Task instructions: Could you output each record below exactly as it stands and leave the pictures out?

Given records:
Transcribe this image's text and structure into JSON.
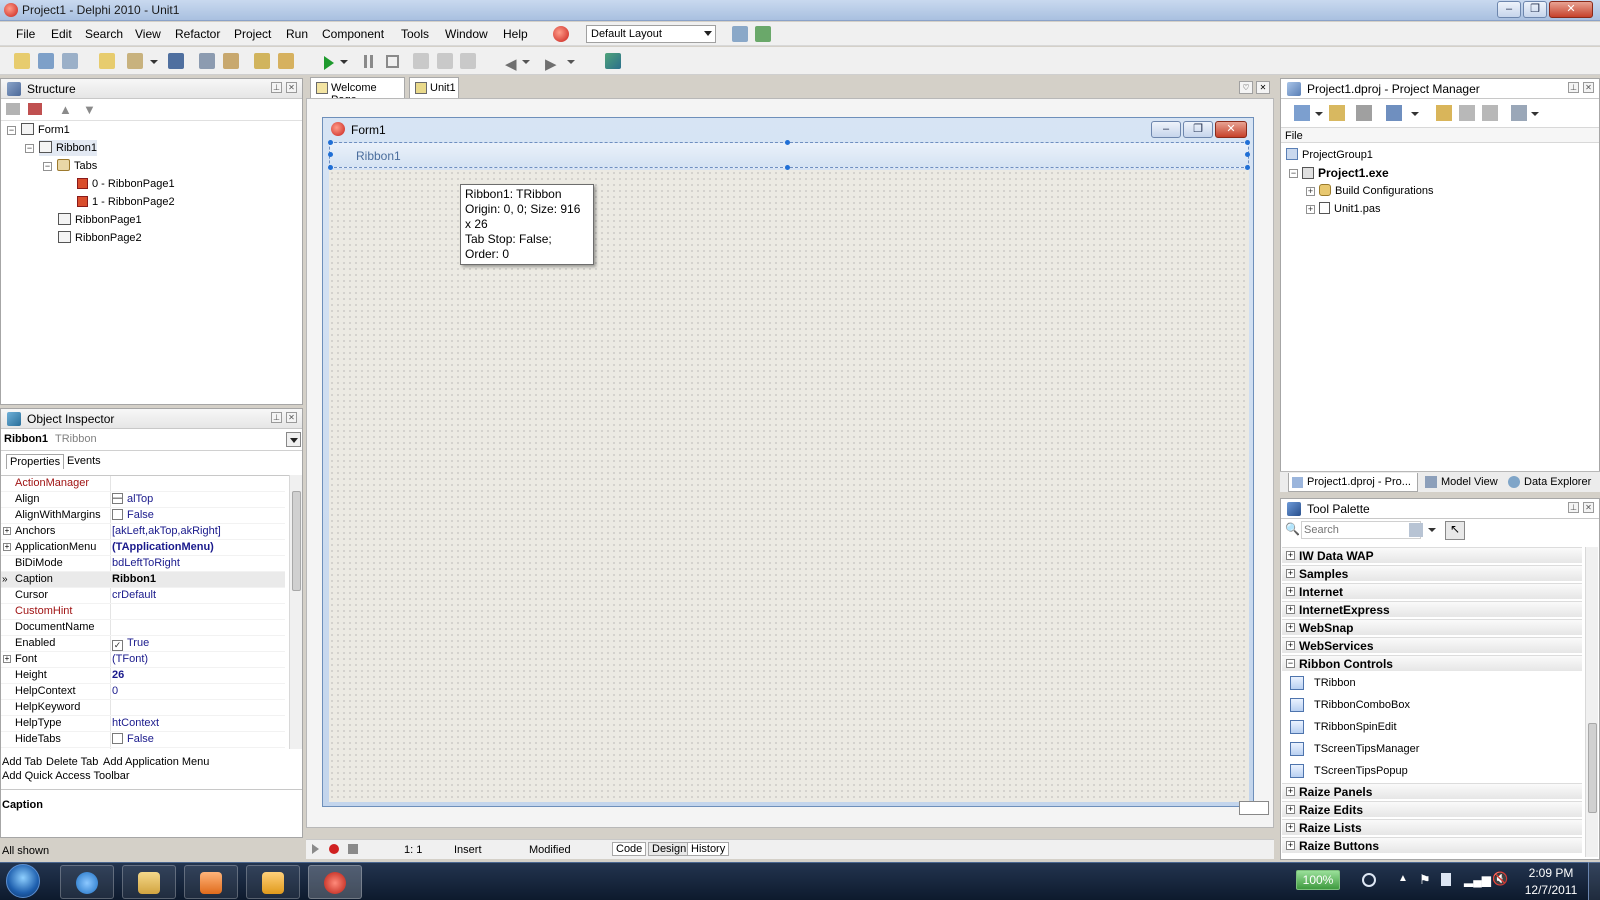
{
  "window": {
    "title": "Project1 - Delphi 2010 - Unit1"
  },
  "menu": [
    "File",
    "Edit",
    "Search",
    "View",
    "Refactor",
    "Project",
    "Run",
    "Component",
    "Tools",
    "Window",
    "Help"
  ],
  "layout": {
    "value": "Default Layout"
  },
  "structure": {
    "title": "Structure",
    "items": [
      "Form1",
      "Ribbon1",
      "Tabs",
      "0 - RibbonPage1",
      "1 - RibbonPage2",
      "RibbonPage1",
      "RibbonPage2"
    ]
  },
  "objectInspector": {
    "title": "Object Inspector",
    "selectedName": "Ribbon1",
    "selectedType": "TRibbon",
    "tabs": [
      "Properties",
      "Events"
    ],
    "rows": [
      {
        "name": "ActionManager",
        "value": ""
      },
      {
        "name": "Align",
        "value": "alTop"
      },
      {
        "name": "AlignWithMargins",
        "value": "False"
      },
      {
        "name": "Anchors",
        "value": "[akLeft,akTop,akRight]"
      },
      {
        "name": "ApplicationMenu",
        "value": "(TApplicationMenu)"
      },
      {
        "name": "BiDiMode",
        "value": "bdLeftToRight"
      },
      {
        "name": "Caption",
        "value": "Ribbon1"
      },
      {
        "name": "Cursor",
        "value": "crDefault"
      },
      {
        "name": "CustomHint",
        "value": ""
      },
      {
        "name": "DocumentName",
        "value": ""
      },
      {
        "name": "Enabled",
        "value": "True"
      },
      {
        "name": "Font",
        "value": "(TFont)"
      },
      {
        "name": "Height",
        "value": "26"
      },
      {
        "name": "HelpContext",
        "value": "0"
      },
      {
        "name": "HelpKeyword",
        "value": ""
      },
      {
        "name": "HelpType",
        "value": "htContext"
      },
      {
        "name": "HideTabs",
        "value": "False"
      }
    ],
    "verbs": {
      "addTab": "Add Tab",
      "deleteTab": "Delete Tab",
      "addAppMenu": "Add Application Menu",
      "addQAT": "Add Quick Access Toolbar"
    },
    "descTitle": "Caption",
    "allShown": "All shown"
  },
  "designer": {
    "tabs": [
      "Welcome Page",
      "Unit1"
    ],
    "formTitle": "Form1",
    "ribbonCaption": "Ribbon1",
    "tooltip": {
      "line1": "Ribbon1: TRibbon",
      "line2": "Origin: 0, 0; Size: 916 x 26",
      "line3": "Tab Stop: False; Order: 0"
    },
    "status": {
      "pos": "1:   1",
      "mode": "Insert",
      "modified": "Modified"
    },
    "bottomTabs": [
      "Code",
      "Design",
      "History"
    ]
  },
  "projectManager": {
    "title": "Project1.dproj - Project Manager",
    "header": "File",
    "tree": [
      "ProjectGroup1",
      "Project1.exe",
      "Build Configurations",
      "Unit1.pas"
    ],
    "tabs": [
      "Project1.dproj - Pro...",
      "Model View",
      "Data Explorer"
    ]
  },
  "toolPalette": {
    "title": "Tool Palette",
    "searchPlaceholder": "Search",
    "categoriesTop": [
      "IW Data WAP",
      "Samples",
      "Internet",
      "InternetExpress",
      "WebSnap",
      "WebServices",
      "Ribbon Controls"
    ],
    "components": [
      "TRibbon",
      "TRibbonComboBox",
      "TRibbonSpinEdit",
      "TScreenTipsManager",
      "TScreenTipsPopup"
    ],
    "categoriesBottom": [
      "Raize Panels",
      "Raize Edits",
      "Raize Lists",
      "Raize Buttons"
    ]
  },
  "taskbar": {
    "time": "2:09 PM",
    "date": "12/7/2011",
    "battery": "100%"
  }
}
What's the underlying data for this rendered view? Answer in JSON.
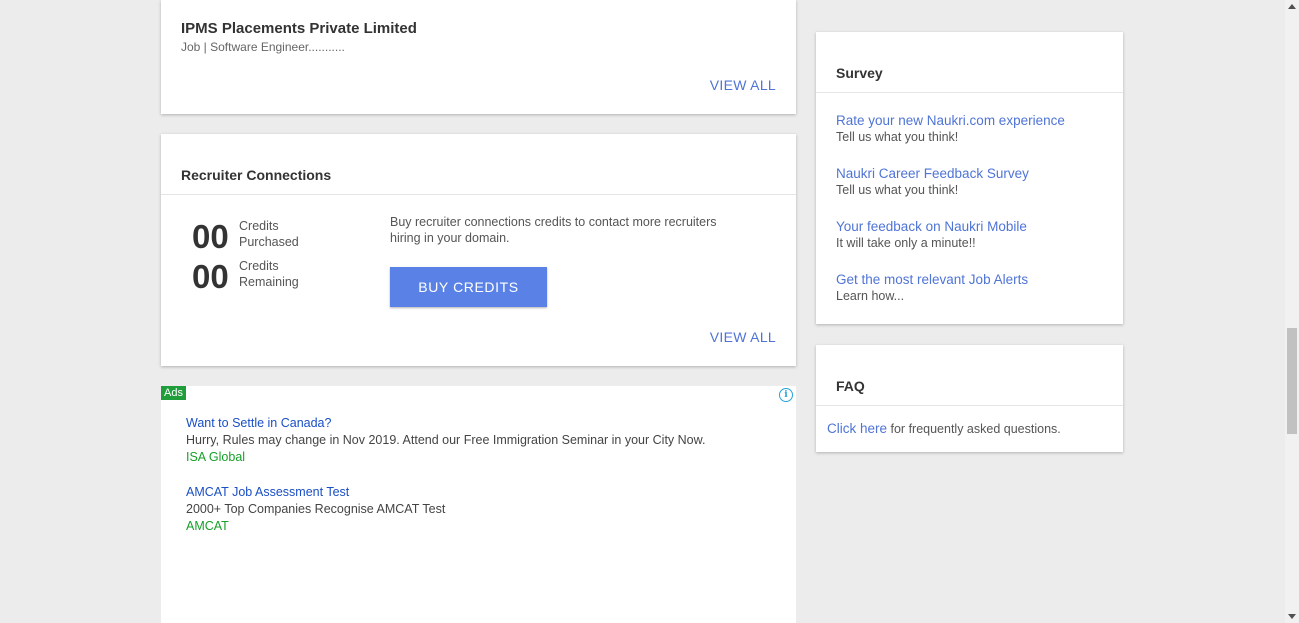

Output:
Transcribe this image's text and structure into JSON.
{
  "window": {
    "title": "Project1 - Delphi 2010 - Unit1"
  },
  "menu": [
    "File",
    "Edit",
    "Search",
    "View",
    "Refactor",
    "Project",
    "Run",
    "Component",
    "Tools",
    "Window",
    "Help"
  ],
  "layout": {
    "value": "Default Layout"
  },
  "structure": {
    "title": "Structure",
    "items": [
      "Form1",
      "Ribbon1",
      "Tabs",
      "0 - RibbonPage1",
      "1 - RibbonPage2",
      "RibbonPage1",
      "RibbonPage2"
    ]
  },
  "objectInspector": {
    "title": "Object Inspector",
    "selectedName": "Ribbon1",
    "selectedType": "TRibbon",
    "tabs": [
      "Properties",
      "Events"
    ],
    "rows": [
      {
        "name": "ActionManager",
        "value": ""
      },
      {
        "name": "Align",
        "value": "alTop"
      },
      {
        "name": "AlignWithMargins",
        "value": "False"
      },
      {
        "name": "Anchors",
        "value": "[akLeft,akTop,akRight]"
      },
      {
        "name": "ApplicationMenu",
        "value": "(TApplicationMenu)"
      },
      {
        "name": "BiDiMode",
        "value": "bdLeftToRight"
      },
      {
        "name": "Caption",
        "value": "Ribbon1"
      },
      {
        "name": "Cursor",
        "value": "crDefault"
      },
      {
        "name": "CustomHint",
        "value": ""
      },
      {
        "name": "DocumentName",
        "value": ""
      },
      {
        "name": "Enabled",
        "value": "True"
      },
      {
        "name": "Font",
        "value": "(TFont)"
      },
      {
        "name": "Height",
        "value": "26"
      },
      {
        "name": "HelpContext",
        "value": "0"
      },
      {
        "name": "HelpKeyword",
        "value": ""
      },
      {
        "name": "HelpType",
        "value": "htContext"
      },
      {
        "name": "HideTabs",
        "value": "False"
      }
    ],
    "verbs": {
      "addTab": "Add Tab",
      "deleteTab": "Delete Tab",
      "addAppMenu": "Add Application Menu",
      "addQAT": "Add Quick Access Toolbar"
    },
    "descTitle": "Caption",
    "allShown": "All shown"
  },
  "designer": {
    "tabs": [
      "Welcome Page",
      "Unit1"
    ],
    "formTitle": "Form1",
    "ribbonCaption": "Ribbon1",
    "tooltip": {
      "line1": "Ribbon1: TRibbon",
      "line2": "Origin: 0, 0; Size: 916 x 26",
      "line3": "Tab Stop: False; Order: 0"
    },
    "status": {
      "pos": "1:   1",
      "mode": "Insert",
      "modified": "Modified"
    },
    "bottomTabs": [
      "Code",
      "Design",
      "History"
    ]
  },
  "projectManager": {
    "title": "Project1.dproj - Project Manager",
    "header": "File",
    "tree": [
      "ProjectGroup1",
      "Project1.exe",
      "Build Configurations",
      "Unit1.pas"
    ],
    "tabs": [
      "Project1.dproj - Pro...",
      "Model View",
      "Data Explorer"
    ]
  },
  "toolPalette": {
    "title": "Tool Palette",
    "searchPlaceholder": "Search",
    "categoriesTop": [
      "IW Data WAP",
      "Samples",
      "Internet",
      "InternetExpress",
      "WebSnap",
      "WebServices",
      "Ribbon Controls"
    ],
    "components": [
      "TRibbon",
      "TRibbonComboBox",
      "TRibbonSpinEdit",
      "TScreenTipsManager",
      "TScreenTipsPopup"
    ],
    "categoriesBottom": [
      "Raize Panels",
      "Raize Edits",
      "Raize Lists",
      "Raize Buttons"
    ]
  },
  "taskbar": {
    "time": "2:09 PM",
    "date": "12/7/2011",
    "battery": "100%"
  }
}
What's the underlying data for this rendered view? Answer in JSON.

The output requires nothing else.